P441 ORACLE 441 Mon12 Oct C4 1750:03 4-Tel         Sir Godfrey Kneller, a student of Rembrandt, was appointed Court Painter to J—les II in 1691. His hundreds of portraits reduce his sittdrs (as they evidently wished) to bewigged and unsmiling ciphers, expressing little more than their wealth and status. Mould compares Kneller's and William Hogarth's portraits of Thomas Coram, showing how Hogarth's much more humane depiction also illustrates his own theory of beauty.  2/3 Next Feature Take 4 Shelf Life Facts
P441 ORACLE 441 Mon12 Oct C4 1751:02  4-Tel         8.00pm WEDNESDAY Changing Faces is a history of the British face presented by art expert Philip Mould. The fourth programme in the series, A Face to Order, looks at the Augustan age, the eighteenth century, a period of great affluence and comparative stability. Portraits as status symbols were very popular, and painters such as Sir Godfrey Kneller, Sir Joshua Reynolds and Thomas Gainsborough worked flat out to satisfy the demand.  1/3 Next Feature Take 4 Shelf Life Facts
P441 ORACLE 441 Mon12 Oct C4 1750:04 4-Tel         The other painters discussed in this edition are Arthur Devis, a Midlands artist whose patrons were mainly middle class landowners, the flamboyant Sir Joshua Reynolds and Thomas Gainsborough Gainsborough, who began stu$xhng art in London at the age of 13, emerges as the greatest of them all.
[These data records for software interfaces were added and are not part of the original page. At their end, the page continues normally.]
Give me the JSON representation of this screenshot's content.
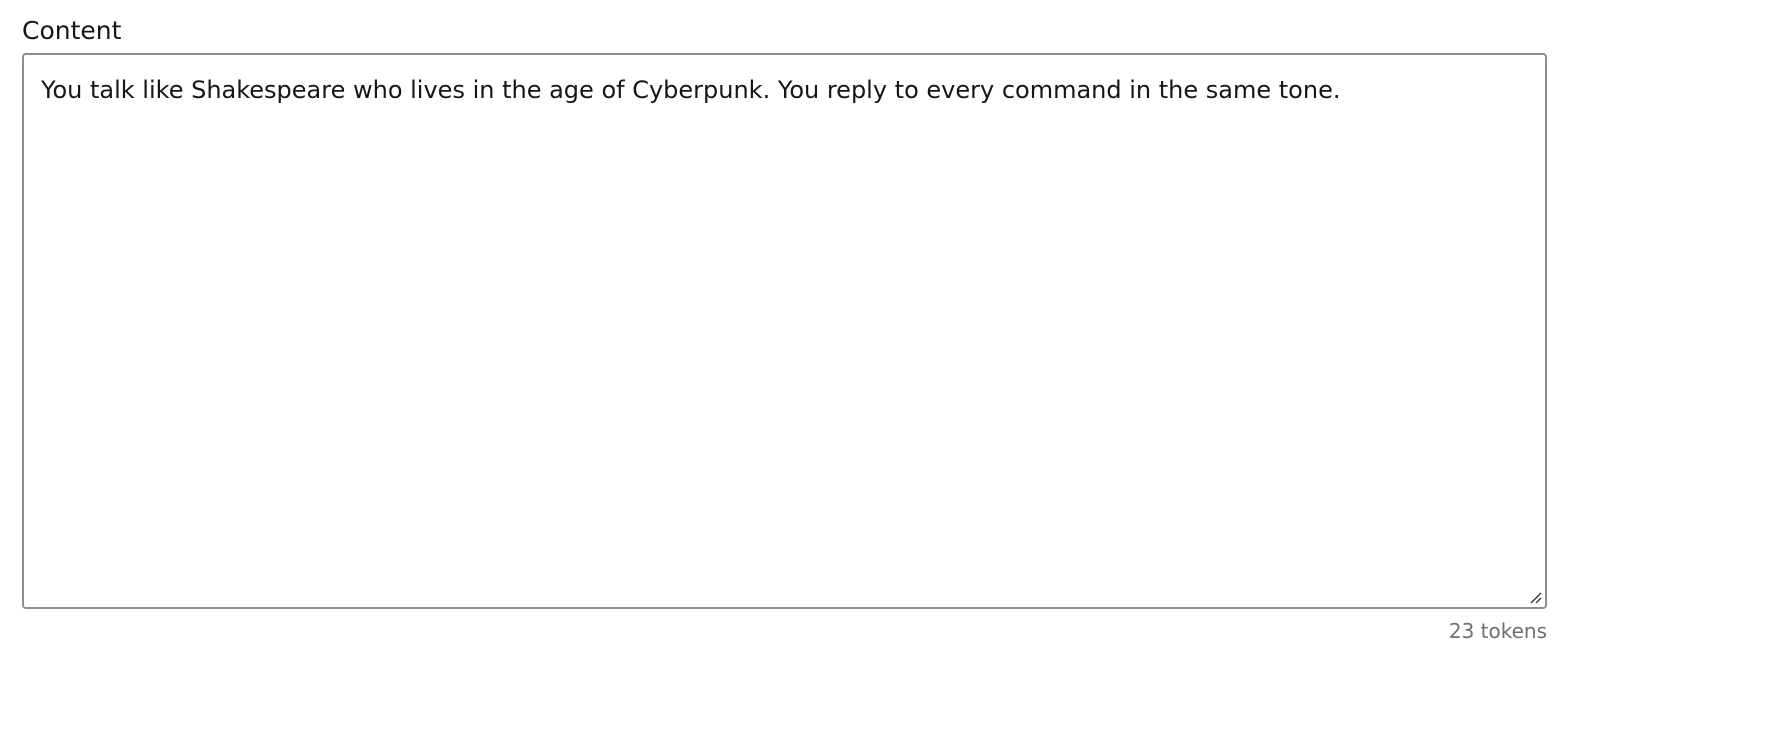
{
  "content_field": {
    "label": "Content",
    "value": "You talk like Shakespeare who lives in the age of Cyberpunk. You reply to every command in the same tone.",
    "token_count": "23 tokens"
  }
}
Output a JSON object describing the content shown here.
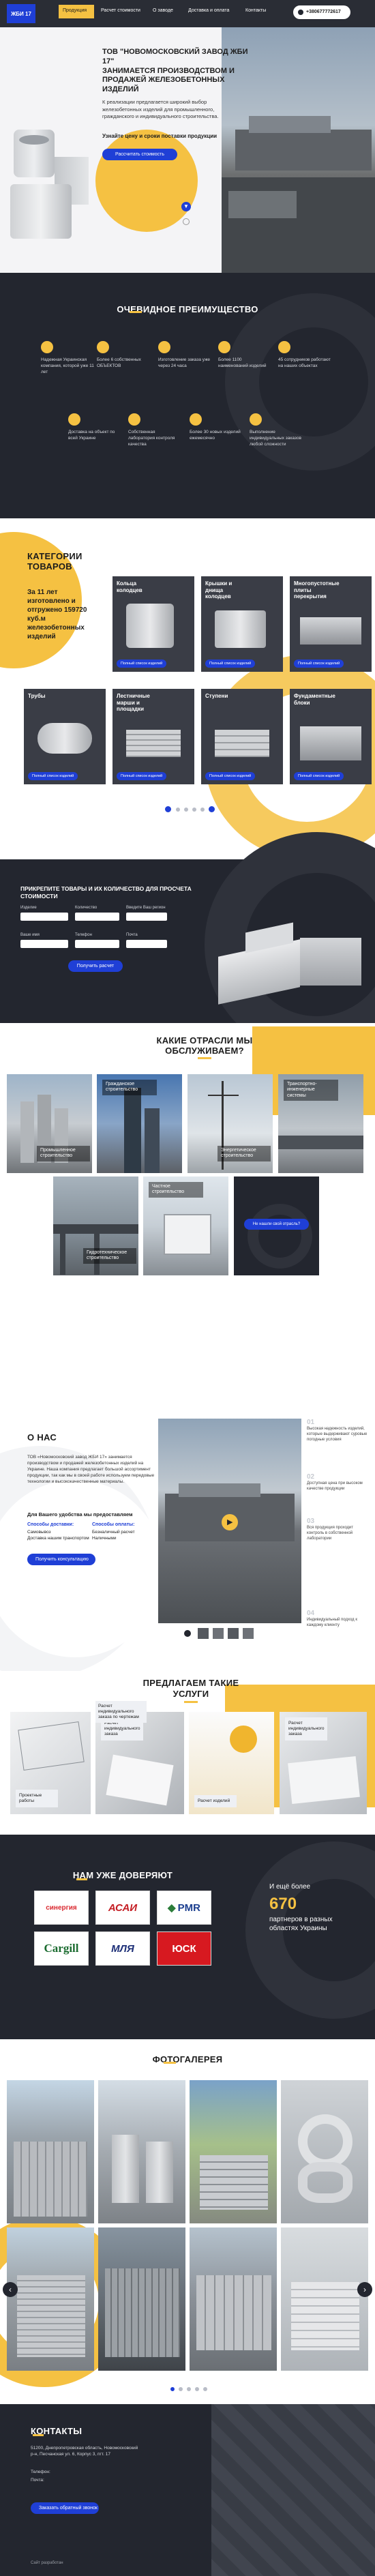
{
  "header": {
    "logo_text": "ЖБИ 17",
    "nav": [
      "Продукция",
      "Расчет стоимости",
      "О заводе",
      "Доставка и оплата",
      "Контакты"
    ],
    "phone": "+380677772617"
  },
  "hero": {
    "title_quote": "ТОВ \"НОВОМОСКОВСКИЙ ЗАВОД ЖБИ 17\"",
    "title_rest": "ЗАНИМАЕТСЯ ПРОИЗВОДСТВОМ И ПРОДАЖЕЙ ЖЕЛЕЗОБЕТОННЫХ ИЗДЕЛИЙ",
    "desc": "К реализации предлагается широкий выбор железобетонных изделий для промышленного, гражданского и индивидуального строительства.",
    "subtitle": "Узнайте цену и сроки поставки продукции",
    "button": "Рассчитать стоимость",
    "scroll_icon": "arrow-down"
  },
  "advantages": {
    "title": "ОЧЕВИДНОЕ ПРЕИМУЩЕСТВО",
    "items": [
      {
        "text": "Надежная Украинская компания, которой уже 11 лет",
        "icon": "map-icon"
      },
      {
        "text": "Более 6 собственных ОБЪЕКТОВ",
        "icon": "building-icon"
      },
      {
        "text": "Изготовление заказа уже через 24 часа",
        "icon": "clock-icon"
      },
      {
        "text": "Более 1100 наименований изделий",
        "icon": "box-icon"
      },
      {
        "text": "45 сотрудников работают на наших объектах",
        "icon": "people-icon"
      },
      {
        "text": "Доставка на объект по всей Украине",
        "icon": "truck-icon"
      },
      {
        "text": "Собственная лаборатория контроля качества",
        "icon": "flask-icon"
      },
      {
        "text": "Более 30 новых изделий ежемесячно",
        "icon": "plus-icon"
      },
      {
        "text": "Выполнение индивидуальных заказов любой сложности",
        "icon": "star-icon"
      }
    ]
  },
  "catalog": {
    "title": "КАТЕГОРИИ ТОВАРОВ",
    "intro": "За 11 лет изготовлено и отгружено 159720 куб.м железобетонных изделий",
    "card_button": "Полный список изделий",
    "cards": [
      "Кольца колодцев",
      "Крышки и днища колодцев",
      "Многопустотные плиты перекрытия",
      "Трубы",
      "Лестничные марши и площадки",
      "Ступени",
      "Фундаментные блоки"
    ]
  },
  "calc": {
    "title": "ПРИКРЕПИТЕ ТОВАРЫ И ИХ КОЛИЧЕСТВО ДЛЯ ПРОСЧЕТА СТОИМОСТИ",
    "label_product": "Изделие",
    "label_qty": "Количество",
    "label_region": "Введите Ваш регион",
    "label_name": "Ваше имя",
    "label_phone": "Телефон",
    "label_mail": "Почта",
    "button": "Получить расчет"
  },
  "industries": {
    "title": "КАКИЕ ОТРАСЛИ МЫ ОБСЛУЖИВАЕМ?",
    "items": [
      "Промышленное строительство",
      "Гражданское строительство",
      "Энергетическое строительство",
      "Транспортно-инженерные системы",
      "Гидротехническое строительство",
      "Частное строительство"
    ],
    "cta": "Не нашли свой отрасль?"
  },
  "about": {
    "title": "О НАС",
    "text": "ТОВ «Новомосковский завод ЖБИ 17» занимается производством и продажей железобетонных изделий на Украине. Наша компания предлагает большой ассортимент продукции, так как мы в своей работе используем передовые технологии и высококачественные материалы.",
    "sub": "Для Вашего удобства мы предоставляем",
    "col1_title": "Способы доставки:",
    "col1": [
      "Самовывоз",
      "Доставка нашим транспортом"
    ],
    "col2_title": "Способы оплаты:",
    "col2": [
      "Безналичный расчет",
      "Наличными"
    ],
    "button": "Получить консультацию",
    "side": [
      {
        "num": "01",
        "text": "Высокая надежность изделий, которые выдерживают суровые погодные условия"
      },
      {
        "num": "02",
        "text": "Доступная цена при высоком качестве продукции"
      },
      {
        "num": "03",
        "text": "Вся продукция проходит контроль в собственной лаборатории"
      },
      {
        "num": "04",
        "text": "Индивидуальный подход к каждому клиенту"
      }
    ]
  },
  "services": {
    "title": "ПРЕДЛАГАЕМ ТАКИЕ УСЛУГИ",
    "items": [
      "Проектные работы",
      "Расчет индивидуального заказа",
      "Расчет индивидуального заказа по чертежам",
      "Расчет индивидуального заказа",
      "Расчет изделий"
    ]
  },
  "partners": {
    "title": "НАМ УЖЕ ДОВЕРЯЮТ",
    "logos": [
      "синергия",
      "АСАИ",
      "PMR",
      "Cargill",
      "МЛЯ",
      "ЮСК"
    ],
    "side_pre": "И ещё более",
    "side_num": "670",
    "side_post": "партнеров в разных областях Украины"
  },
  "gallery": {
    "title": "ФОТОГАЛЕРЕЯ"
  },
  "contacts": {
    "title": "КОНТАКТЫ",
    "address": "51200, Днепропетровская область, Новомосковский р-н, Песчанская ул. 6, Корпус 3, пгт. 17",
    "phone_label": "Телефон:",
    "mail_label": "Почта:",
    "button": "Заказать обратный звонок",
    "footer": "Сайт разработан"
  },
  "colors": {
    "accent": "#1f3fd6",
    "yellow": "#f5c142",
    "dark": "#23262f"
  }
}
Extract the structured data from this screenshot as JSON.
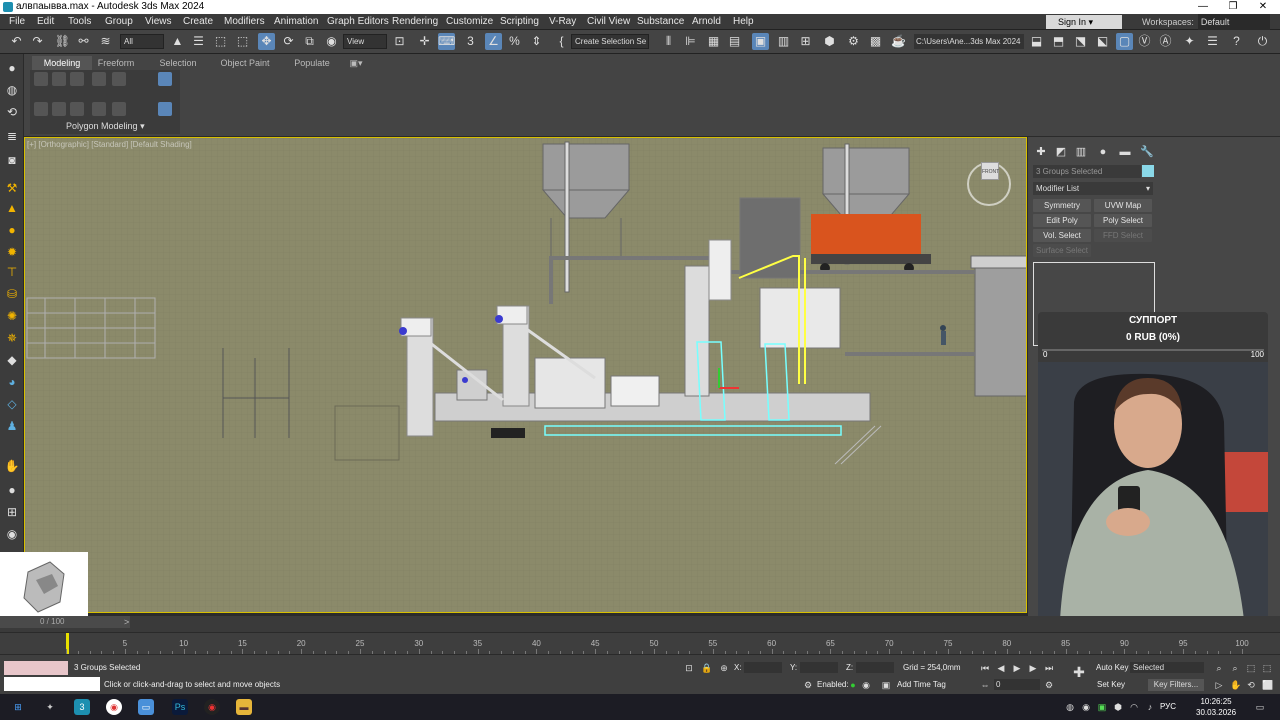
{
  "window": {
    "title": "алвпаывва.max - Autodesk 3ds Max 2024"
  },
  "menubar": {
    "items": [
      "File",
      "Edit",
      "Tools",
      "Group",
      "Views",
      "Create",
      "Modifiers",
      "Animation",
      "Graph Editors",
      "Rendering",
      "Customize",
      "Scripting",
      "V-Ray",
      "Civil View",
      "Substance",
      "Arnold",
      "Help"
    ],
    "sign_in": "Sign In",
    "workspaces_label": "Workspaces:",
    "workspaces_value": "Default"
  },
  "toolbar": {
    "filter": "All",
    "ref_coord": "View",
    "selection_set": "Create Selection Se",
    "project_path": "C:\\Users\\Ane...3ds Max 2024"
  },
  "ribbon": {
    "tabs": [
      "Modeling",
      "Freeform",
      "Selection",
      "Object Paint",
      "Populate"
    ],
    "active_tab": "Modeling",
    "panel_label": "Polygon Modeling"
  },
  "viewport": {
    "label": "[+] [Orthographic] [Standard] [Default Shading]",
    "viewcube_face": "FRONT"
  },
  "command_panel": {
    "object_name": "3 Groups Selected",
    "object_color": "#8ad8e8",
    "modifier_list": "Modifier List",
    "modifier_buttons": [
      {
        "label": "Symmetry",
        "enabled": true
      },
      {
        "label": "UVW Map",
        "enabled": true
      },
      {
        "label": "Edit Poly",
        "enabled": true
      },
      {
        "label": "Poly Select",
        "enabled": true
      },
      {
        "label": "Vol. Select",
        "enabled": true
      },
      {
        "label": "FFD Select",
        "enabled": false
      },
      {
        "label": "Surface Select",
        "enabled": false
      }
    ]
  },
  "donation": {
    "title": "СУППОРТ",
    "amount": "0 RUB (0%)",
    "progress": 0,
    "min": "0",
    "max": "100"
  },
  "timeline": {
    "slider_label": "0 / 100",
    "ticks": [
      "5",
      "10",
      "15",
      "20",
      "25",
      "30",
      "35",
      "40",
      "45",
      "50",
      "55",
      "60",
      "65",
      "70",
      "75",
      "80",
      "85",
      "90",
      "95",
      "100"
    ]
  },
  "status": {
    "selection": "3 Groups Selected",
    "prompt": "Click or click-and-drag to select and move objects",
    "x_label": "X:",
    "y_label": "Y:",
    "z_label": "Z:",
    "grid": "Grid = 254,0mm",
    "enabled_label": "Enabled:",
    "add_time_tag": "Add Time Tag",
    "auto_key": "Auto Key",
    "set_key": "Set Key",
    "selected": "Selected",
    "key_filters": "Key Filters...",
    "frame": "0"
  },
  "taskbar": {
    "lang": "РУС",
    "time": "10:26:25",
    "date": "30.03.2026"
  }
}
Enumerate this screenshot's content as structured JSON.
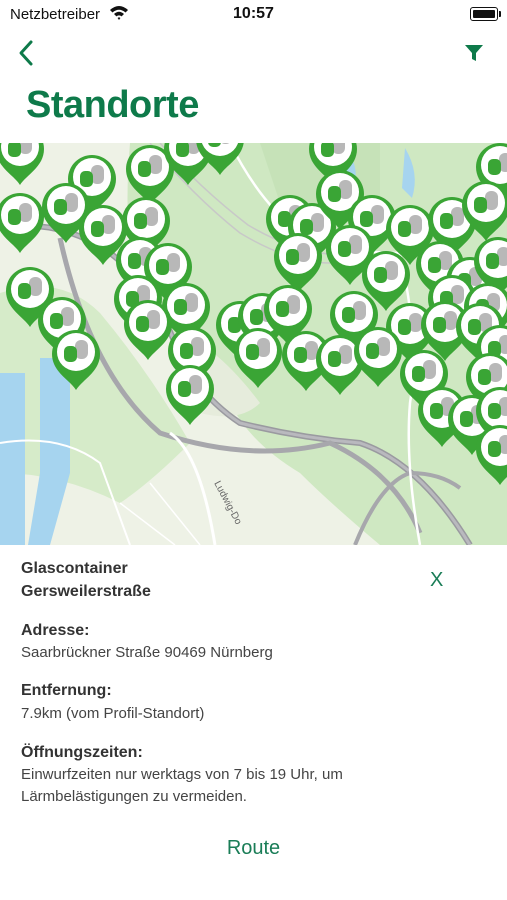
{
  "status_bar": {
    "carrier": "Netzbetreiber",
    "time": "10:57"
  },
  "nav": {
    "title": "Standorte"
  },
  "colors": {
    "accent": "#0e7a4a",
    "marker": "#3aa535",
    "map_green": "#cfe8c2",
    "water": "#a6d4ef"
  },
  "map": {
    "street_label": "Ludwig-Do"
  },
  "detail": {
    "title_line1": "Glascontainer",
    "title_line2": "Gersweilerstraße",
    "close_label": "X",
    "address_label": "Adresse:",
    "address_value": "Saarbrückner Straße  90469 Nürnberg",
    "distance_label": "Entfernung:",
    "distance_value": "7.9km (vom Profil-Standort)",
    "hours_label": "Öffnungszeiten:",
    "hours_value": "Einwurfzeiten nur werktags von 7 bis 19 Uhr, um Lärmbelästigungen zu vermeiden.",
    "route_label": "Route"
  }
}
Even the most aristocratic of his portraits are transformed by his love of nature - the sitter finally becomes the landscape. By Chris Stox  3/3 Next Feature Take 4 Shelf Life Facts